**Information supplied:**

'''

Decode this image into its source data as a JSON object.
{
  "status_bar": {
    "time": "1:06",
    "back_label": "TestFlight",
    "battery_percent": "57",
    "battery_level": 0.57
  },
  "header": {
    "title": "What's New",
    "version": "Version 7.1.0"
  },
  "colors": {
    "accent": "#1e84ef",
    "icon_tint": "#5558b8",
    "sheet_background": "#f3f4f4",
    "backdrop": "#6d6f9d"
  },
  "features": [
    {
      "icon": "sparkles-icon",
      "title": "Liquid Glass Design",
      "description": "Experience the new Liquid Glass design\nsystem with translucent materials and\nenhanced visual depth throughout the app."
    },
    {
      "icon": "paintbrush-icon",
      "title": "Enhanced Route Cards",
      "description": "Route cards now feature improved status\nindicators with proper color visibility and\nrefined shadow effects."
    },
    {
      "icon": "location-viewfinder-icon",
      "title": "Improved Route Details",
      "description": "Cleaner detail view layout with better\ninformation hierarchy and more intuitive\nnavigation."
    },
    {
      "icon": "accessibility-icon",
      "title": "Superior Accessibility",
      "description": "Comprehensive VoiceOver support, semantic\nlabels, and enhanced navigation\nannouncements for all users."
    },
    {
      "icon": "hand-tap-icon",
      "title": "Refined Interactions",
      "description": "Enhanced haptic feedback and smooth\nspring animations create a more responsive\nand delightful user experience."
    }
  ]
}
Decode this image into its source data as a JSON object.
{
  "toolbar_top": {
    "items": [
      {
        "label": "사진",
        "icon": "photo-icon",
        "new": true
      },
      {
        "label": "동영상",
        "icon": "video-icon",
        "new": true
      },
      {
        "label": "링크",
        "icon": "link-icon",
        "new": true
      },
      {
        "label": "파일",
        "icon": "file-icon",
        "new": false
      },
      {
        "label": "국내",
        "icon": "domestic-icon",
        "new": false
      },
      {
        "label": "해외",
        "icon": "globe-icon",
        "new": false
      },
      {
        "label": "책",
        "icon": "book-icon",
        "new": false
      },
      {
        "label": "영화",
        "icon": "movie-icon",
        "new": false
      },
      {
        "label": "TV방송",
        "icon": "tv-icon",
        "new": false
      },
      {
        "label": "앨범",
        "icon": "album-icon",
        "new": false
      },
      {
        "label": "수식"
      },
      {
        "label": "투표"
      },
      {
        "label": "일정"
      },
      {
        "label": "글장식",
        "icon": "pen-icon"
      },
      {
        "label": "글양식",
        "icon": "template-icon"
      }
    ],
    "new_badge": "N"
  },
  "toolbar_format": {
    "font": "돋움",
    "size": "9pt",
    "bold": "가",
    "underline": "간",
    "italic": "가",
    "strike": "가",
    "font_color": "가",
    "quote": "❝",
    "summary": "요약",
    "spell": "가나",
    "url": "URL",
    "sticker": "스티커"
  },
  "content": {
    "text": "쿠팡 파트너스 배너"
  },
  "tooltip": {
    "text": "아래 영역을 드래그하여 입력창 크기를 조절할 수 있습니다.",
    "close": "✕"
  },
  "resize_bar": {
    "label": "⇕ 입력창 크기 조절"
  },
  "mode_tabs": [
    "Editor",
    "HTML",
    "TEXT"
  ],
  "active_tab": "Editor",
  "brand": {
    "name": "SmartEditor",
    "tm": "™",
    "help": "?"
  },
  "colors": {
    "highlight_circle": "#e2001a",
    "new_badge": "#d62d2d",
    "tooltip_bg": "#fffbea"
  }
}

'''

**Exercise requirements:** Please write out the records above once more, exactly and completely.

**Solution below:**
Decode this image into its source data as a JSON object.
{
  "status_bar": {
    "time": "1:06",
    "back_label": "TestFlight",
    "battery_percent": "57",
    "battery_level": 0.57
  },
  "header": {
    "title": "What's New",
    "version": "Version 7.1.0"
  },
  "colors": {
    "accent": "#1e84ef",
    "icon_tint": "#5558b8",
    "sheet_background": "#f3f4f4",
    "backdrop": "#6d6f9d"
  },
  "features": [
    {
      "icon": "sparkles-icon",
      "title": "Liquid Glass Design",
      "description": "Experience the new Liquid Glass design\nsystem with translucent materials and\nenhanced visual depth throughout the app."
    },
    {
      "icon": "paintbrush-icon",
      "title": "Enhanced Route Cards",
      "description": "Route cards now feature improved status\nindicators with proper color visibility and\nrefined shadow effects."
    },
    {
      "icon": "location-viewfinder-icon",
      "title": "Improved Route Details",
      "description": "Cleaner detail view layout with better\ninformation hierarchy and more intuitive\nnavigation."
    },
    {
      "icon": "accessibility-icon",
      "title": "Superior Accessibility",
      "description": "Comprehensive VoiceOver support, semantic\nlabels, and enhanced navigation\nannouncements for all users."
    },
    {
      "icon": "hand-tap-icon",
      "title": "Refined Interactions",
      "description": "Enhanced haptic feedback and smooth\nspring animations create a more responsive\nand delightful user experience."
    }
  ]
}
Decode this image into its source data as a JSON object.
{
  "toolbar_top": {
    "items": [
      {
        "label": "사진",
        "icon": "photo-icon",
        "new": true
      },
      {
        "label": "동영상",
        "icon": "video-icon",
        "new": true
      },
      {
        "label": "링크",
        "icon": "link-icon",
        "new": true
      },
      {
        "label": "파일",
        "icon": "file-icon",
        "new": false
      },
      {
        "label": "국내",
        "icon": "domestic-icon",
        "new": false
      },
      {
        "label": "해외",
        "icon": "globe-icon",
        "new": false
      },
      {
        "label": "책",
        "icon": "book-icon",
        "new": false
      },
      {
        "label": "영화",
        "icon": "movie-icon",
        "new": false
      },
      {
        "label": "TV방송",
        "icon": "tv-icon",
        "new": false
      },
      {
        "label": "앨범",
        "icon": "album-icon",
        "new": false
      },
      {
        "label": "수식"
      },
      {
        "label": "투표"
      },
      {
        "label": "일정"
      },
      {
        "label": "글장식",
        "icon": "pen-icon"
      },
      {
        "label": "글양식",
        "icon": "template-icon"
      }
    ],
    "new_badge": "N"
  },
  "toolbar_format": {
    "font": "돋움",
    "size": "9pt",
    "bold": "가",
    "underline": "간",
    "italic": "가",
    "strike": "가",
    "font_color": "가",
    "quote": "❝",
    "summary": "요약",
    "spell": "가나",
    "url": "URL",
    "sticker": "스티커"
  },
  "content": {
    "text": "쿠팡 파트너스 배너"
  },
  "tooltip": {
    "text": "아래 영역을 드래그하여 입력창 크기를 조절할 수 있습니다.",
    "close": "✕"
  },
  "resize_bar": {
    "label": "⇕ 입력창 크기 조절"
  },
  "mode_tabs": [
    "Editor",
    "HTML",
    "TEXT"
  ],
  "active_tab": "Editor",
  "brand": {
    "name": "SmartEditor",
    "tm": "™",
    "help": "?"
  },
  "colors": {
    "highlight_circle": "#e2001a",
    "new_badge": "#d62d2d",
    "tooltip_bg": "#fffbea"
  }
}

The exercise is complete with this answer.